The Prime Minister has hardly communicated energy in the fight against Islamist extremism with his yo yoing holiday plans but it’s not his physical location that matters most -; it is the lack of a strong and clear plan to fight the battle in which we are engaged.
The ISIS killing spree targeting Christians, Yazidis and fellow Muslims, and the brutal horrific murder of American journalist James Foley should leave us in no doubt, if there was any in the first place, that we have to face up to the threat posed by the ideology which drives these actions.
The Prime Minister terms this a generational struggle. He is right about that. Yet he cannot bring himself to will the means to fight it because government decision making is imprisoned by the past, in particular by the invasion of Iraq in 2003 and by the Prime Minister’s immediate decision following last year’s Parliamentary vote on Syria to take the option of military intervention off the table.
Public opinion in both the UK and the US is war weary for understandable reasons. Many lives have been lost and many brave young servicemen and women have suffered life altering injuries as a result of long military campaigns in Afghanistan and Iraq. Yet opting out of this battle is neither possible nor in the end desirable because we have to defend our way of life, stand up for our freedoms and combat an ideology of mass murder based on a gross perversion of faith. We don’t have a choice about whether to engage in this fight. If we don’t go to it, it is coming to us.

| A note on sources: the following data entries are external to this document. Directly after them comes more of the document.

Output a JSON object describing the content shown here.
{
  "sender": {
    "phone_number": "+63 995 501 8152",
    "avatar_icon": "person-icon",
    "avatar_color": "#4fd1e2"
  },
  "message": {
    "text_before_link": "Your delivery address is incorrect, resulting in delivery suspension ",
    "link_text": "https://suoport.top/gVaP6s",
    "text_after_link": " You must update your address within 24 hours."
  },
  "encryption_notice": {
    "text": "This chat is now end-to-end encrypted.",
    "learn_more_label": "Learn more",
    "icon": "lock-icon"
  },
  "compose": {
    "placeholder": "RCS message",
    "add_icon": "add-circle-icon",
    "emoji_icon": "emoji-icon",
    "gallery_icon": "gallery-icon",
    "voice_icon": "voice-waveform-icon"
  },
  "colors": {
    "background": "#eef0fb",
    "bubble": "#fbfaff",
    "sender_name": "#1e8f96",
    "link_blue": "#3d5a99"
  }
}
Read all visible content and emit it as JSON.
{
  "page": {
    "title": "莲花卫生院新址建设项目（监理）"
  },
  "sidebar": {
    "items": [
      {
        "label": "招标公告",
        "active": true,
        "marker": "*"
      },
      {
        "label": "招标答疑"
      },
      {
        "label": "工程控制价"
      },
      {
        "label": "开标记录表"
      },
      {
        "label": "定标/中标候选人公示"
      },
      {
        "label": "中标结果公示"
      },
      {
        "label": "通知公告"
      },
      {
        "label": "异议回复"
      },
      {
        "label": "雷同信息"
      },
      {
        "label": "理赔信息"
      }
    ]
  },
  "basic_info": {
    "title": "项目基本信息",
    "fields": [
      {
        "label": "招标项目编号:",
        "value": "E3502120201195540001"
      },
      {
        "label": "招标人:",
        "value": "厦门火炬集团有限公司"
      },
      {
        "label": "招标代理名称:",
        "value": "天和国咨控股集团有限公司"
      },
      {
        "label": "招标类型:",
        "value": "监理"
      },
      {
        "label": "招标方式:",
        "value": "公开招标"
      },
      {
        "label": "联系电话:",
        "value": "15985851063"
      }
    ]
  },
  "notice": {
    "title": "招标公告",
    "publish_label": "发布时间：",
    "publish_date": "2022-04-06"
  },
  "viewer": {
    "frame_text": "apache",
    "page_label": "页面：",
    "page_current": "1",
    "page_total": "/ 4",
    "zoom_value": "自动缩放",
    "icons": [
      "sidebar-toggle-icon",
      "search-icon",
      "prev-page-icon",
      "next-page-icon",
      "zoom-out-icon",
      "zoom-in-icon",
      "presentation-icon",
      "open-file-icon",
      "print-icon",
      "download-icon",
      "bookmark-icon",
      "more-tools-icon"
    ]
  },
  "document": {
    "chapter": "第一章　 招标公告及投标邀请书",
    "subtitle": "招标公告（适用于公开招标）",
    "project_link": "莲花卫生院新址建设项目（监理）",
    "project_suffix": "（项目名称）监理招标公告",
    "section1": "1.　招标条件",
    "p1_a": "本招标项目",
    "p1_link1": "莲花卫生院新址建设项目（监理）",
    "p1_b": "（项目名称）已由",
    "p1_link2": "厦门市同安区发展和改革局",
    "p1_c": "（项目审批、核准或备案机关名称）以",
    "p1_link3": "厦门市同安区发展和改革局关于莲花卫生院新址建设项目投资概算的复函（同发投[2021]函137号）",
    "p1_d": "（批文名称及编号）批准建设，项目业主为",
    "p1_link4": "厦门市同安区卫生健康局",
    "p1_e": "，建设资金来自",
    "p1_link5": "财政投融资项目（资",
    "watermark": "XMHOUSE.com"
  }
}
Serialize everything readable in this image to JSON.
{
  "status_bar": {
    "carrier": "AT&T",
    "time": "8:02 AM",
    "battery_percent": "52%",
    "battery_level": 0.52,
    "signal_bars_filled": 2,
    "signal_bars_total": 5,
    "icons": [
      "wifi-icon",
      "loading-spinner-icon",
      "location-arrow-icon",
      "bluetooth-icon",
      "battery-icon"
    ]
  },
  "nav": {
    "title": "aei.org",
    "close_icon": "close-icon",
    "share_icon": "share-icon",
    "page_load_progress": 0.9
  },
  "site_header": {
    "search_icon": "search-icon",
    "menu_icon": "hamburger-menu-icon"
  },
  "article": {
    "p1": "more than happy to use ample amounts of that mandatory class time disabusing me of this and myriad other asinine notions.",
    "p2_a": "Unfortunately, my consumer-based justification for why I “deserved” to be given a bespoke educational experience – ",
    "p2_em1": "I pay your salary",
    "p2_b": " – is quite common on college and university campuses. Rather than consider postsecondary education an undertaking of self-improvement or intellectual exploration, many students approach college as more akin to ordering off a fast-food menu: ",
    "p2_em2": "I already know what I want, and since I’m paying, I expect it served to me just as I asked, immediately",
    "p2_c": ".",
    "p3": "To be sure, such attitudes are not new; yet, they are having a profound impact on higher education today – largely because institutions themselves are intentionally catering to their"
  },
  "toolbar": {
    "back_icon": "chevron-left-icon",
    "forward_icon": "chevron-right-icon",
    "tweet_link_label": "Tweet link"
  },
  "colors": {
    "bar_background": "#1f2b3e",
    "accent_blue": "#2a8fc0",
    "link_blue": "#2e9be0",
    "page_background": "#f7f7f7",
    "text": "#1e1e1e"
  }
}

In that regard, the government’s decision a couple of years ago to abolish Control Orders and give terror suspects in the UK new freedoms to move around the country and access the internet -; and to put a sunset clause on the weakened regime even if the threat level posed by the person had not changed -; now looks even more reckless and irresponsible than it did at the time.
The wrong analysis led to the wrong policy. The Government came to office believing that the laws of the land posed a threat to our liberty. But while security and liberty always have to be carefully balanced it is not the law of the land -; heavily scrutinised by parliament and the judiciary -; which poses a threat to our freedoms. That threat is posed by the ideology which saw James Foley beheaded on the internet and which would inspire the people who carried out this crime to target people in this country too.
It is estimated that hundreds of young British Muslims are in Syria or Iraq, fed a daily diet of hatred towards the democratic tolerance of the country in which they were born and which gave them much. But the values of their country are nowhere to be seen in what they are doing now. “Convert or die” could not be further removed from the spirit of a country like the UK where people are free to go to the mosque on Friday, others to the synagogue on Saturday, others to church on Sunday, or, as many choose, not to bother with organised religion at all.
Real as the threat is, there is an unwillingness which crosses boundaries of left and right to go beyond the delivery of aid to the victims as a response. British policy is gripped by a mood that says short of an invading army scaling the cliffs of Dover, because of our recent past, military intervention can’t be the answer and in any case is unlikely to be approved by Parliament or the public. This is reflected in the mantra repeated at the beginning of virtually every government statement in recent days that whatever happens there will not be boots on the ground.
This is informed by the notion that somehow what we do governs what the jihadists do. But the extremism that drives what we are seeing has its own agenda, outwith any policy the West has. September 11th happened two years before the invasion of Iraq. There has been no Western military intervention in Syria yet that is where the virulent extremism that drives ISIS is strongest. It’s not always about us. But it does affect us and threaten us and that is why we must understand and respond.
We cannot define the struggle we are in and then not will the means to fight it. We have to loosen the grip of the mood that is imprisoning our policy and free ourselves to use every means at our disposal to fight the extremism that drives ISIS -; both domestically and internationally. To do so does not mean there will be a repeat of the Iraq invasion of 2003 but ruling options out or refusing to reconsider domestic mistakes in legislative change is inhibiting us in responding to the threat we face.
Humanitarian help for those driven from their homes by the newly declared Islamic State is certainly essential. And the UK is rightly proud of its record in this arena. But bottles of water and tents alone are not enough for those staring down the barrel of a gun.
It is time to close the gap between analysis of the problem and equipping ourselves to deal with it. This gap is created by fear that the Iraq war and last year’s decision on Syria means anything more than aid for the victims of ISIS must be off the table. But we have to stop looking back and match what is happening here and now with both the resolve and the means to combat it.
This article first appeared on Labour Uncut on 22nd August